▸ EXERCISE: Although the entries contain pictures, copy only their text, exactly as written.

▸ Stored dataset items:
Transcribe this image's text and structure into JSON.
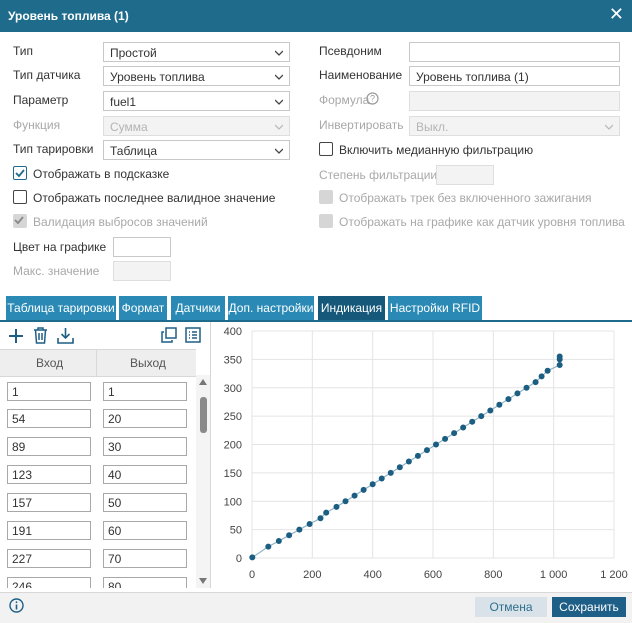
{
  "dialog": {
    "title": "Уровень топлива (1)"
  },
  "form": {
    "type": {
      "label": "Тип",
      "value": "Простой"
    },
    "sensor_type": {
      "label": "Тип датчика",
      "value": "Уровень топлива"
    },
    "parameter": {
      "label": "Параметр",
      "value": "fuel1"
    },
    "function": {
      "label": "Функция",
      "value": "Сумма"
    },
    "calibration_type": {
      "label": "Тип тарировки",
      "value": "Таблица"
    },
    "alias": {
      "label": "Псевдоним",
      "value": ""
    },
    "name": {
      "label": "Наименование",
      "value": "Уровень топлива (1)"
    },
    "formula": {
      "label": "Формула",
      "value": ""
    },
    "invert": {
      "label": "Инвертировать",
      "value": "Выкл."
    },
    "median_filter": {
      "label": "Включить медианную фильтрацию",
      "checked": false
    },
    "filter_degree": {
      "label": "Степень фильтрации",
      "value": ""
    },
    "show_in_tooltip": {
      "label": "Отображать в подсказке",
      "checked": true
    },
    "show_last_valid": {
      "label": "Отображать последнее валидное значение",
      "checked": false
    },
    "show_track_no_ignition": {
      "label": "Отображать трек без включенного зажигания",
      "checked": false
    },
    "validate_outliers": {
      "label": "Валидация выбросов значений",
      "checked": true
    },
    "show_as_fuel_sensor": {
      "label": "Отображать на графике как датчик уровня топлива",
      "checked": false
    },
    "graph_color": {
      "label": "Цвет на графике",
      "value": ""
    },
    "max_value": {
      "label": "Макс. значение",
      "value": ""
    }
  },
  "tabs": [
    {
      "label": "Таблица тарировки",
      "active": false
    },
    {
      "label": "Формат",
      "active": false
    },
    {
      "label": "Датчики",
      "active": false
    },
    {
      "label": "Доп. настройки",
      "active": false
    },
    {
      "label": "Индикация",
      "active": true
    },
    {
      "label": "Настройки RFID",
      "active": false
    }
  ],
  "table": {
    "headers": [
      "Вход",
      "Выход"
    ],
    "rows": [
      [
        "1",
        "1"
      ],
      [
        "54",
        "20"
      ],
      [
        "89",
        "30"
      ],
      [
        "123",
        "40"
      ],
      [
        "157",
        "50"
      ],
      [
        "191",
        "60"
      ],
      [
        "227",
        "70"
      ],
      [
        "246",
        "80"
      ]
    ]
  },
  "toolbar_icons": [
    "add-icon",
    "delete-icon",
    "import-icon",
    "copy-icon",
    "list-view-icon"
  ],
  "chart_data": {
    "type": "line",
    "x_ticks": [
      "0",
      "200",
      "400",
      "600",
      "800",
      "1 000",
      "1 200"
    ],
    "y_ticks": [
      "0",
      "50",
      "100",
      "150",
      "200",
      "250",
      "300",
      "350",
      "400"
    ],
    "xlim": [
      0,
      1200
    ],
    "ylim": [
      0,
      400
    ],
    "grid": true,
    "color": "#1b5e82",
    "series": [
      {
        "x": [
          1,
          54,
          89,
          123,
          157,
          191,
          227,
          246,
          280,
          310,
          340,
          370,
          400,
          430,
          460,
          490,
          520,
          550,
          580,
          610,
          640,
          670,
          700,
          730,
          760,
          790,
          820,
          850,
          880,
          910,
          940,
          960,
          980,
          1020,
          1020,
          1020
        ],
        "y": [
          1,
          20,
          30,
          40,
          50,
          60,
          70,
          80,
          90,
          100,
          110,
          120,
          130,
          140,
          150,
          160,
          170,
          180,
          190,
          200,
          210,
          220,
          230,
          240,
          250,
          260,
          270,
          280,
          290,
          300,
          310,
          320,
          330,
          340,
          350,
          355
        ]
      }
    ]
  },
  "footer": {
    "cancel_label": "Отмена",
    "save_label": "Сохранить"
  },
  "colors": {
    "header": "#1e6b8c",
    "tab": "#2a8ab5",
    "tab_active": "#16587a",
    "save": "#1d5f86",
    "cancel": "#d9e2e8"
  }
}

▸ ANSWER TO THE EXERCISE:
Transcribe this image's text and structure into JSON.
{
  "dialog": {
    "title": "Уровень топлива (1)"
  },
  "form": {
    "type": {
      "label": "Тип",
      "value": "Простой"
    },
    "sensor_type": {
      "label": "Тип датчика",
      "value": "Уровень топлива"
    },
    "parameter": {
      "label": "Параметр",
      "value": "fuel1"
    },
    "function": {
      "label": "Функция",
      "value": "Сумма"
    },
    "calibration_type": {
      "label": "Тип тарировки",
      "value": "Таблица"
    },
    "alias": {
      "label": "Псевдоним",
      "value": ""
    },
    "name": {
      "label": "Наименование",
      "value": "Уровень топлива (1)"
    },
    "formula": {
      "label": "Формула",
      "value": ""
    },
    "invert": {
      "label": "Инвертировать",
      "value": "Выкл."
    },
    "median_filter": {
      "label": "Включить медианную фильтрацию",
      "checked": false
    },
    "filter_degree": {
      "label": "Степень фильтрации",
      "value": ""
    },
    "show_in_tooltip": {
      "label": "Отображать в подсказке",
      "checked": true
    },
    "show_last_valid": {
      "label": "Отображать последнее валидное значение",
      "checked": false
    },
    "show_track_no_ignition": {
      "label": "Отображать трек без включенного зажигания",
      "checked": false
    },
    "validate_outliers": {
      "label": "Валидация выбросов значений",
      "checked": true
    },
    "show_as_fuel_sensor": {
      "label": "Отображать на графике как датчик уровня топлива",
      "checked": false
    },
    "graph_color": {
      "label": "Цвет на графике",
      "value": ""
    },
    "max_value": {
      "label": "Макс. значение",
      "value": ""
    }
  },
  "tabs": [
    {
      "label": "Таблица тарировки",
      "active": false
    },
    {
      "label": "Формат",
      "active": false
    },
    {
      "label": "Датчики",
      "active": false
    },
    {
      "label": "Доп. настройки",
      "active": false
    },
    {
      "label": "Индикация",
      "active": true
    },
    {
      "label": "Настройки RFID",
      "active": false
    }
  ],
  "table": {
    "headers": [
      "Вход",
      "Выход"
    ],
    "rows": [
      [
        "1",
        "1"
      ],
      [
        "54",
        "20"
      ],
      [
        "89",
        "30"
      ],
      [
        "123",
        "40"
      ],
      [
        "157",
        "50"
      ],
      [
        "191",
        "60"
      ],
      [
        "227",
        "70"
      ],
      [
        "246",
        "80"
      ]
    ]
  },
  "toolbar_icons": [
    "add-icon",
    "delete-icon",
    "import-icon",
    "copy-icon",
    "list-view-icon"
  ],
  "chart_data": {
    "type": "line",
    "x_ticks": [
      "0",
      "200",
      "400",
      "600",
      "800",
      "1 000",
      "1 200"
    ],
    "y_ticks": [
      "0",
      "50",
      "100",
      "150",
      "200",
      "250",
      "300",
      "350",
      "400"
    ],
    "xlim": [
      0,
      1200
    ],
    "ylim": [
      0,
      400
    ],
    "grid": true,
    "color": "#1b5e82",
    "series": [
      {
        "x": [
          1,
          54,
          89,
          123,
          157,
          191,
          227,
          246,
          280,
          310,
          340,
          370,
          400,
          430,
          460,
          490,
          520,
          550,
          580,
          610,
          640,
          670,
          700,
          730,
          760,
          790,
          820,
          850,
          880,
          910,
          940,
          960,
          980,
          1020,
          1020,
          1020
        ],
        "y": [
          1,
          20,
          30,
          40,
          50,
          60,
          70,
          80,
          90,
          100,
          110,
          120,
          130,
          140,
          150,
          160,
          170,
          180,
          190,
          200,
          210,
          220,
          230,
          240,
          250,
          260,
          270,
          280,
          290,
          300,
          310,
          320,
          330,
          340,
          350,
          355
        ]
      }
    ]
  },
  "footer": {
    "cancel_label": "Отмена",
    "save_label": "Сохранить"
  },
  "colors": {
    "header": "#1e6b8c",
    "tab": "#2a8ab5",
    "tab_active": "#16587a",
    "save": "#1d5f86",
    "cancel": "#d9e2e8"
  }
}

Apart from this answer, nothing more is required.